WHAT YOU HAVE TO DO:
Every record that follows should appear again in your answer, exactly the same.

-------- RECORDS FOR THIS TASK --------

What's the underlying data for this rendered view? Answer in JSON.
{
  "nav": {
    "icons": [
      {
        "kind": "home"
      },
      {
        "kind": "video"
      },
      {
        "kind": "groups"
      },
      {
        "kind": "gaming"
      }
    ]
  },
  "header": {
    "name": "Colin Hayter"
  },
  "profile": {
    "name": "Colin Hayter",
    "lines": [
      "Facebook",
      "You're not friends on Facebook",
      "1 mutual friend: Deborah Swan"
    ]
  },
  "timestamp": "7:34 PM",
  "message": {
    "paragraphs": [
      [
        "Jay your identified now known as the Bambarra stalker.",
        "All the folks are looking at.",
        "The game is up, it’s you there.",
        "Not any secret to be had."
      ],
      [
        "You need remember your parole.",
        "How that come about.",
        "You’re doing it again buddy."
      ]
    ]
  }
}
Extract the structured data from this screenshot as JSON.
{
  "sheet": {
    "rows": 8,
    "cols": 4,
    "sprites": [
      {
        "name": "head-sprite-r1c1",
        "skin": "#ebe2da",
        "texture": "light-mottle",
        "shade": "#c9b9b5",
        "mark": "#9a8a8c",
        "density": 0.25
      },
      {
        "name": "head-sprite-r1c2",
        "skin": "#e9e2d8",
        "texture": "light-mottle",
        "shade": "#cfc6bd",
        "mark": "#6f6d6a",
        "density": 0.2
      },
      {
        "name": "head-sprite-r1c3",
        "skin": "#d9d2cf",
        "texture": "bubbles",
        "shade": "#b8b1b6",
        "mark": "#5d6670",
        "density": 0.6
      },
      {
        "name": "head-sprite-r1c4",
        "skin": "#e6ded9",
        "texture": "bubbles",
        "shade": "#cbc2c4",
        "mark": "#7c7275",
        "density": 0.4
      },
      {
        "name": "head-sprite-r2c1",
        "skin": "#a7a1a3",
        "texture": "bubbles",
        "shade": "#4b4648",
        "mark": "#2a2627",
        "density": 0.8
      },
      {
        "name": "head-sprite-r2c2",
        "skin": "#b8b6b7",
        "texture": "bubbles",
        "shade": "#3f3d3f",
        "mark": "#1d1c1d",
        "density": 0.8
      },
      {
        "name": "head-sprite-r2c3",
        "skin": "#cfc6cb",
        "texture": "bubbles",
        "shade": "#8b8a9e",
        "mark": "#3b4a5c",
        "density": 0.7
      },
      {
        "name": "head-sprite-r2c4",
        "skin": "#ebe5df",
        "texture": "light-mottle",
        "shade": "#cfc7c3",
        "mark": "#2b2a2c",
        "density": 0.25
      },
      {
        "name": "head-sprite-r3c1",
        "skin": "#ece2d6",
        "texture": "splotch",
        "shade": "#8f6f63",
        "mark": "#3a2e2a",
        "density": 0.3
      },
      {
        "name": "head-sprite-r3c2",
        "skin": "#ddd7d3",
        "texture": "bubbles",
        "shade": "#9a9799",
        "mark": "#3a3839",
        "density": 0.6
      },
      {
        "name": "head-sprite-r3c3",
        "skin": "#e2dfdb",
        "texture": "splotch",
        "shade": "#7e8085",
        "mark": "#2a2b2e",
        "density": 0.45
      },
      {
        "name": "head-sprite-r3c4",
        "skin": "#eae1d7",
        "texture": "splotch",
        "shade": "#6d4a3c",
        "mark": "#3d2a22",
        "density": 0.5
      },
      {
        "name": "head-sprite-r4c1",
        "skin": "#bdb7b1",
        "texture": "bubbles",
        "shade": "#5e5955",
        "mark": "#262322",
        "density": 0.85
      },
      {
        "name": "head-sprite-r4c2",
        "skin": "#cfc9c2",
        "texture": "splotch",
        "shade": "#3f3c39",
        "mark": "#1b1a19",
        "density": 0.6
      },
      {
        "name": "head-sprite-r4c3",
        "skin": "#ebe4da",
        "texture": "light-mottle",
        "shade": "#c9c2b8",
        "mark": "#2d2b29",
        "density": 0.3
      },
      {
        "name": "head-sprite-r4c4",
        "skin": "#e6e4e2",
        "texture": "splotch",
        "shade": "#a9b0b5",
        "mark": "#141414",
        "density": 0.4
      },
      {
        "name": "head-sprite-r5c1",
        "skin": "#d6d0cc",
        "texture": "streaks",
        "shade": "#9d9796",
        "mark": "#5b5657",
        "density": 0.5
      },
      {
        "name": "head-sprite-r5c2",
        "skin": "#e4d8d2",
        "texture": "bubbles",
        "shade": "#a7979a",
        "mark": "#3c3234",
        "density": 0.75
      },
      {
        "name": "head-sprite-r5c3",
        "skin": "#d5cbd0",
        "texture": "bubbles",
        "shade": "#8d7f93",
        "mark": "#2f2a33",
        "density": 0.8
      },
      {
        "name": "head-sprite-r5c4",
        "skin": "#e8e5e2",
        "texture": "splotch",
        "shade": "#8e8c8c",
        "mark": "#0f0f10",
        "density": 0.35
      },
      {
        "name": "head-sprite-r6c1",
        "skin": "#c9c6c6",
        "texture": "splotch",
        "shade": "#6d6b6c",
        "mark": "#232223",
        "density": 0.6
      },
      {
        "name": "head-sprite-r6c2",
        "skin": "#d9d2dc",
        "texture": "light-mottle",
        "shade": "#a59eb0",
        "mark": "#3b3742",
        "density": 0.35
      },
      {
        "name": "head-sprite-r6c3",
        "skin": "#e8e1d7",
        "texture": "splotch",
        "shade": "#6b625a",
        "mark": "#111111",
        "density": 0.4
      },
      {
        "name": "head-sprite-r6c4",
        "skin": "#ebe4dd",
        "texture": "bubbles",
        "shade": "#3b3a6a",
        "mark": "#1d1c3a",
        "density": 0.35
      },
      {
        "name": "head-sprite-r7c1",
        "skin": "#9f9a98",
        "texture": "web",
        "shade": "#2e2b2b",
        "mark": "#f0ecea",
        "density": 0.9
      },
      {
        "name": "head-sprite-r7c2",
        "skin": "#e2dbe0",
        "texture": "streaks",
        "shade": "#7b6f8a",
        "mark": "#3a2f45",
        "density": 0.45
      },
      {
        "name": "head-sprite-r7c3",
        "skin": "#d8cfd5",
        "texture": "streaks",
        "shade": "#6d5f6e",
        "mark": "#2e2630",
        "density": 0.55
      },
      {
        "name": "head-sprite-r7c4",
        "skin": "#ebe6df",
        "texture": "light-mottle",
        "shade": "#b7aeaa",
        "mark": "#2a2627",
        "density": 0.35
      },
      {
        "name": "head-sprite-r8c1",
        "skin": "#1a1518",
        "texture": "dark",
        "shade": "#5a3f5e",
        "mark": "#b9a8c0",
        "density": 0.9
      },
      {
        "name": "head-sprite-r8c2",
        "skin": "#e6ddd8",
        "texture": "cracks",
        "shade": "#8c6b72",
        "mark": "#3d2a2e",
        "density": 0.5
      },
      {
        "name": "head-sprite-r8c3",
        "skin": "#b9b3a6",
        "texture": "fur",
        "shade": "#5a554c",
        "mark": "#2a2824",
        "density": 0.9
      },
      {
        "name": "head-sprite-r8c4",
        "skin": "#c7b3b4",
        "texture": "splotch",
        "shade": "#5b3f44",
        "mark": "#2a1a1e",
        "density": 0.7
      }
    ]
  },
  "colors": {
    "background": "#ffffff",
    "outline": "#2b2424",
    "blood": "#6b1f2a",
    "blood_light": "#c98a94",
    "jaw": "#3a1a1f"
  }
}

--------

COMPLETED EXERCISE:
What's the underlying data for this rendered view? Answer in JSON.
{
  "nav": {
    "icons": [
      {
        "kind": "home"
      },
      {
        "kind": "video"
      },
      {
        "kind": "groups"
      },
      {
        "kind": "gaming"
      }
    ]
  },
  "header": {
    "name": "Colin Hayter"
  },
  "profile": {
    "name": "Colin Hayter",
    "lines": [
      "Facebook",
      "You're not friends on Facebook",
      "1 mutual friend: Deborah Swan"
    ]
  },
  "timestamp": "7:34 PM",
  "message": {
    "paragraphs": [
      [
        "Jay your identified now known as the Bambarra stalker.",
        "All the folks are looking at.",
        "The game is up, it’s you there.",
        "Not any secret to be had."
      ],
      [
        "You need remember your parole.",
        "How that come about.",
        "You’re doing it again buddy."
      ]
    ]
  }
}
Extract the structured data from this screenshot as JSON.
{
  "sheet": {
    "rows": 8,
    "cols": 4,
    "sprites": [
      {
        "name": "head-sprite-r1c1",
        "skin": "#ebe2da",
        "texture": "light-mottle",
        "shade": "#c9b9b5",
        "mark": "#9a8a8c",
        "density": 0.25
      },
      {
        "name": "head-sprite-r1c2",
        "skin": "#e9e2d8",
        "texture": "light-mottle",
        "shade": "#cfc6bd",
        "mark": "#6f6d6a",
        "density": 0.2
      },
      {
        "name": "head-sprite-r1c3",
        "skin": "#d9d2cf",
        "texture": "bubbles",
        "shade": "#b8b1b6",
        "mark": "#5d6670",
        "density": 0.6
      },
      {
        "name": "head-sprite-r1c4",
        "skin": "#e6ded9",
        "texture": "bubbles",
        "shade": "#cbc2c4",
        "mark": "#7c7275",
        "density": 0.4
      },
      {
        "name": "head-sprite-r2c1",
        "skin": "#a7a1a3",
        "texture": "bubbles",
        "shade": "#4b4648",
        "mark": "#2a2627",
        "density": 0.8
      },
      {
        "name": "head-sprite-r2c2",
        "skin": "#b8b6b7",
        "texture": "bubbles",
        "shade": "#3f3d3f",
        "mark": "#1d1c1d",
        "density": 0.8
      },
      {
        "name": "head-sprite-r2c3",
        "skin": "#cfc6cb",
        "texture": "bubbles",
        "shade": "#8b8a9e",
        "mark": "#3b4a5c",
        "density": 0.7
      },
      {
        "name": "head-sprite-r2c4",
        "skin": "#ebe5df",
        "texture": "light-mottle",
        "shade": "#cfc7c3",
        "mark": "#2b2a2c",
        "density": 0.25
      },
      {
        "name": "head-sprite-r3c1",
        "skin": "#ece2d6",
        "texture": "splotch",
        "shade": "#8f6f63",
        "mark": "#3a2e2a",
        "density": 0.3
      },
      {
        "name": "head-sprite-r3c2",
        "skin": "#ddd7d3",
        "texture": "bubbles",
        "shade": "#9a9799",
        "mark": "#3a3839",
        "density": 0.6
      },
      {
        "name": "head-sprite-r3c3",
        "skin": "#e2dfdb",
        "texture": "splotch",
        "shade": "#7e8085",
        "mark": "#2a2b2e",
        "density": 0.45
      },
      {
        "name": "head-sprite-r3c4",
        "skin": "#eae1d7",
        "texture": "splotch",
        "shade": "#6d4a3c",
        "mark": "#3d2a22",
        "density": 0.5
      },
      {
        "name": "head-sprite-r4c1",
        "skin": "#bdb7b1",
        "texture": "bubbles",
        "shade": "#5e5955",
        "mark": "#262322",
        "density": 0.85
      },
      {
        "name": "head-sprite-r4c2",
        "skin": "#cfc9c2",
        "texture": "splotch",
        "shade": "#3f3c39",
        "mark": "#1b1a19",
        "density": 0.6
      },
      {
        "name": "head-sprite-r4c3",
        "skin": "#ebe4da",
        "texture": "light-mottle",
        "shade": "#c9c2b8",
        "mark": "#2d2b29",
        "density": 0.3
      },
      {
        "name": "head-sprite-r4c4",
        "skin": "#e6e4e2",
        "texture": "splotch",
        "shade": "#a9b0b5",
        "mark": "#141414",
        "density": 0.4
      },
      {
        "name": "head-sprite-r5c1",
        "skin": "#d6d0cc",
        "texture": "streaks",
        "shade": "#9d9796",
        "mark": "#5b5657",
        "density": 0.5
      },
      {
        "name": "head-sprite-r5c2",
        "skin": "#e4d8d2",
        "texture": "bubbles",
        "shade": "#a7979a",
        "mark": "#3c3234",
        "density": 0.75
      },
      {
        "name": "head-sprite-r5c3",
        "skin": "#d5cbd0",
        "texture": "bubbles",
        "shade": "#8d7f93",
        "mark": "#2f2a33",
        "density": 0.8
      },
      {
        "name": "head-sprite-r5c4",
        "skin": "#e8e5e2",
        "texture": "splotch",
        "shade": "#8e8c8c",
        "mark": "#0f0f10",
        "density": 0.35
      },
      {
        "name": "head-sprite-r6c1",
        "skin": "#c9c6c6",
        "texture": "splotch",
        "shade": "#6d6b6c",
        "mark": "#232223",
        "density": 0.6
      },
      {
        "name": "head-sprite-r6c2",
        "skin": "#d9d2dc",
        "texture": "light-mottle",
        "shade": "#a59eb0",
        "mark": "#3b3742",
        "density": 0.35
      },
      {
        "name": "head-sprite-r6c3",
        "skin": "#e8e1d7",
        "texture": "splotch",
        "shade": "#6b625a",
        "mark": "#111111",
        "density": 0.4
      },
      {
        "name": "head-sprite-r6c4",
        "skin": "#ebe4dd",
        "texture": "bubbles",
        "shade": "#3b3a6a",
        "mark": "#1d1c3a",
        "density": 0.35
      },
      {
        "name": "head-sprite-r7c1",
        "skin": "#9f9a98",
        "texture": "web",
        "shade": "#2e2b2b",
        "mark": "#f0ecea",
        "density": 0.9
      },
      {
        "name": "head-sprite-r7c2",
        "skin": "#e2dbe0",
        "texture": "streaks",
        "shade": "#7b6f8a",
        "mark": "#3a2f45",
        "density": 0.45
      },
      {
        "name": "head-sprite-r7c3",
        "skin": "#d8cfd5",
        "texture": "streaks",
        "shade": "#6d5f6e",
        "mark": "#2e2630",
        "density": 0.55
      },
      {
        "name": "head-sprite-r7c4",
        "skin": "#ebe6df",
        "texture": "light-mottle",
        "shade": "#b7aeaa",
        "mark": "#2a2627",
        "density": 0.35
      },
      {
        "name": "head-sprite-r8c1",
        "skin": "#1a1518",
        "texture": "dark",
        "shade": "#5a3f5e",
        "mark": "#b9a8c0",
        "density": 0.9
      },
      {
        "name": "head-sprite-r8c2",
        "skin": "#e6ddd8",
        "texture": "cracks",
        "shade": "#8c6b72",
        "mark": "#3d2a2e",
        "density": 0.5
      },
      {
        "name": "head-sprite-r8c3",
        "skin": "#b9b3a6",
        "texture": "fur",
        "shade": "#5a554c",
        "mark": "#2a2824",
        "density": 0.9
      },
      {
        "name": "head-sprite-r8c4",
        "skin": "#c7b3b4",
        "texture": "splotch",
        "shade": "#5b3f44",
        "mark": "#2a1a1e",
        "density": 0.7
      }
    ]
  },
  "colors": {
    "background": "#ffffff",
    "outline": "#2b2424",
    "blood": "#6b1f2a",
    "blood_light": "#c98a94",
    "jaw": "#3a1a1f"
  }
}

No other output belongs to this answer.